After being in planes and airports for more than 12 hours, it was refreshing to walk in downtown Nome where I and another coworker, Genevieve, found food and a local grocery store. I had been to Nome once before, but the only memory I can retrieve is of the rocky beach that protects the shore. The ocean near downtown lay calm and steady as if welcoming us before our next adventure on the sea.
The next day was such a beautiful day, with clear skies and a pretty warm climate. Nome had people bustling on the cement and gravel roads and others riding bikes, enjoying the nice day it had been. I had heard local news of berry picking and a musk ox sighting in the area. It was the day to load onto the ship, so Ed and Johanna picked me up with the van from my Airbnb lodging and I entered the place I will live in for the next 5 weeks.
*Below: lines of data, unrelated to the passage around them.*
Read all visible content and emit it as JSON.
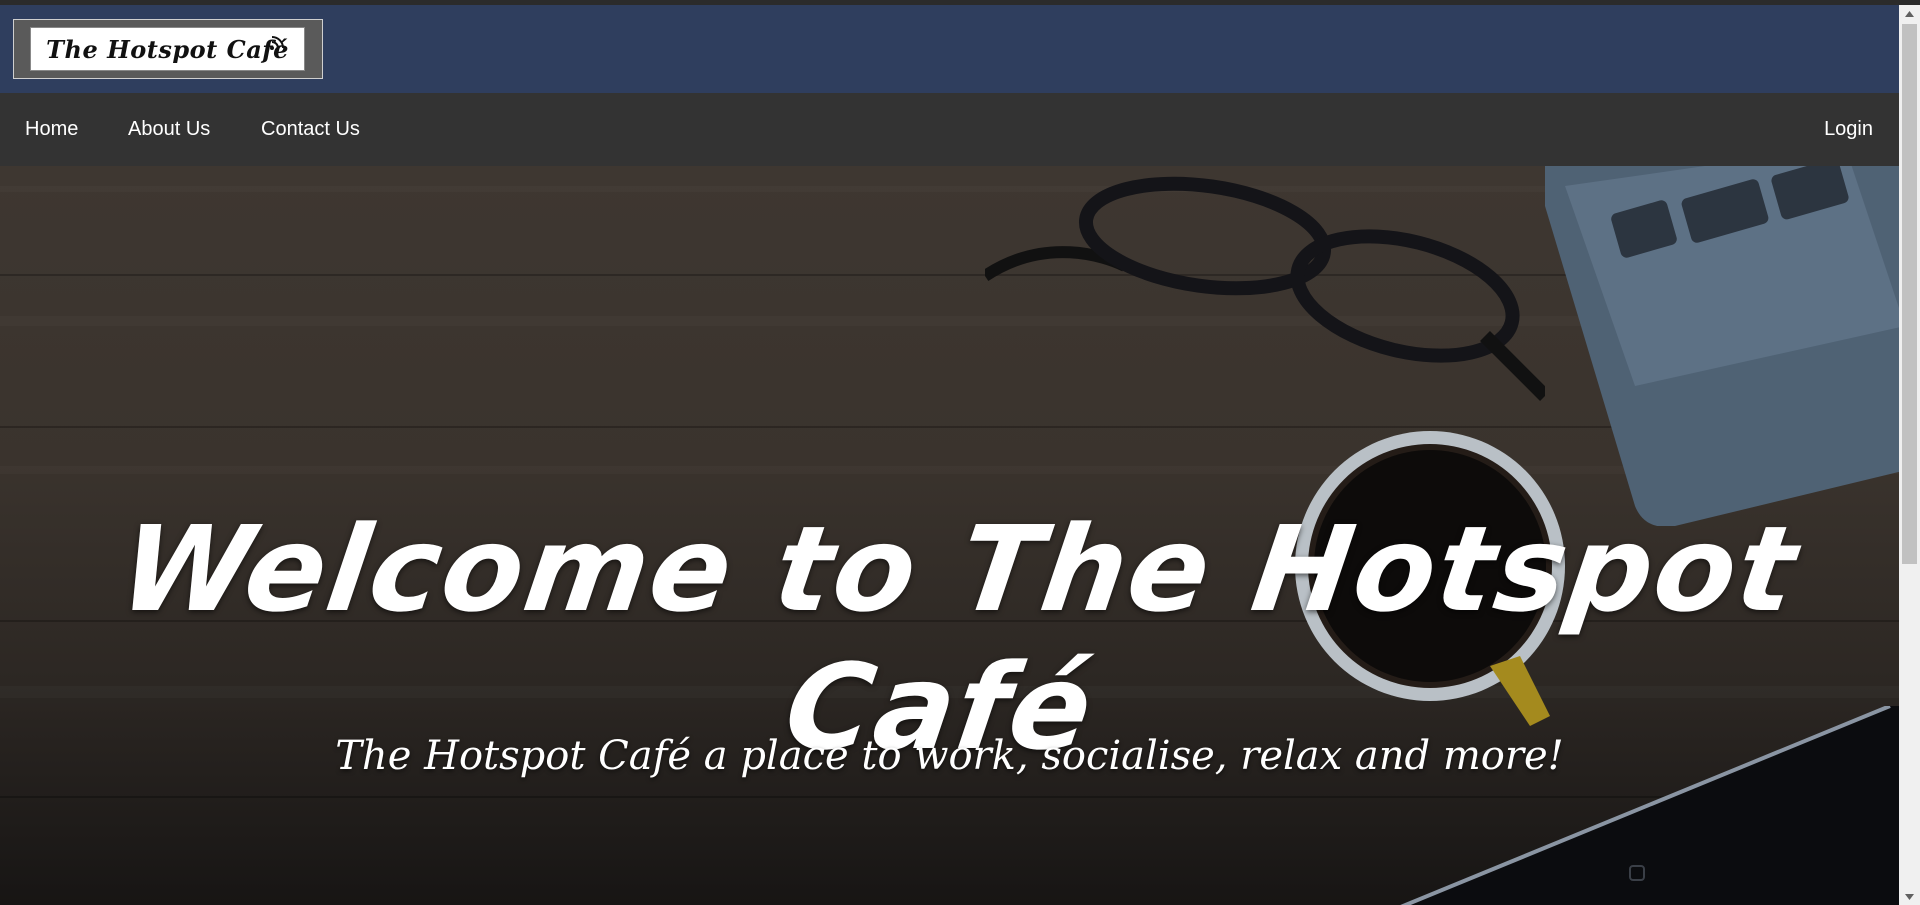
{
  "brand": {
    "logo_text": "The Hotspot Café"
  },
  "nav": {
    "links": [
      {
        "label": "Home"
      },
      {
        "label": "About Us"
      },
      {
        "label": "Contact Us"
      }
    ],
    "login_label": "Login"
  },
  "hero": {
    "title": "Welcome to The Hotspot Café",
    "subtitle": "The Hotspot Café a place to work, socialise, relax and more!"
  },
  "colors": {
    "brand_bar": "#2f3e5e",
    "nav_bar": "#333333",
    "text": "#ffffff"
  }
}
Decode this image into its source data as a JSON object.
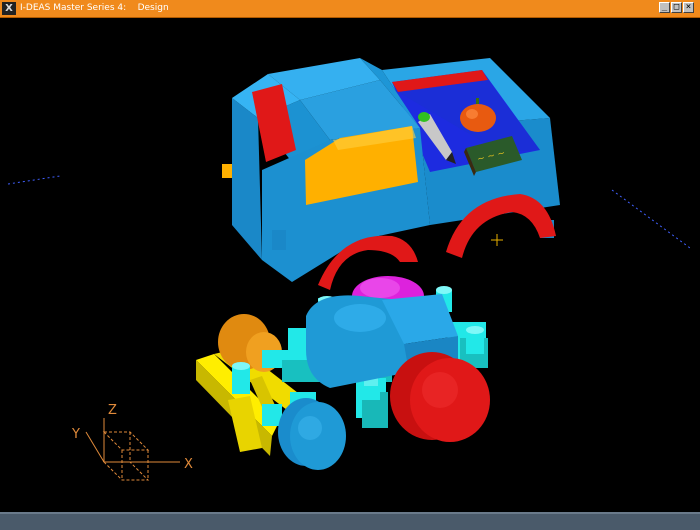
{
  "window": {
    "title": "I-DEAS Master Series 4:    Design",
    "app_icon": "ideas-logo-icon",
    "logo_text": "X",
    "buttons": {
      "minimize": "_",
      "maximize": "□",
      "close": "×"
    }
  },
  "triad": {
    "x_label": "X",
    "y_label": "Y",
    "z_label": "Z"
  },
  "colors": {
    "titlebar": "#f08a1c",
    "body_blue": "#1f9ad6",
    "fender_red": "#e01818",
    "window_yellow": "#ffb000",
    "chassis_yellow": "#ffee00",
    "cyan_part": "#22e8e8",
    "magenta_part": "#dd22dd",
    "orange_part": "#e89010",
    "triad_orange": "#e08a3a"
  }
}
Being on a research vessel allows me to experience what I have always dreamed of since I attained my biology degree. I thought I would feel afraid and uncertain leaving the land into rough waters, but I have always been proven wrong on the other side of my fears.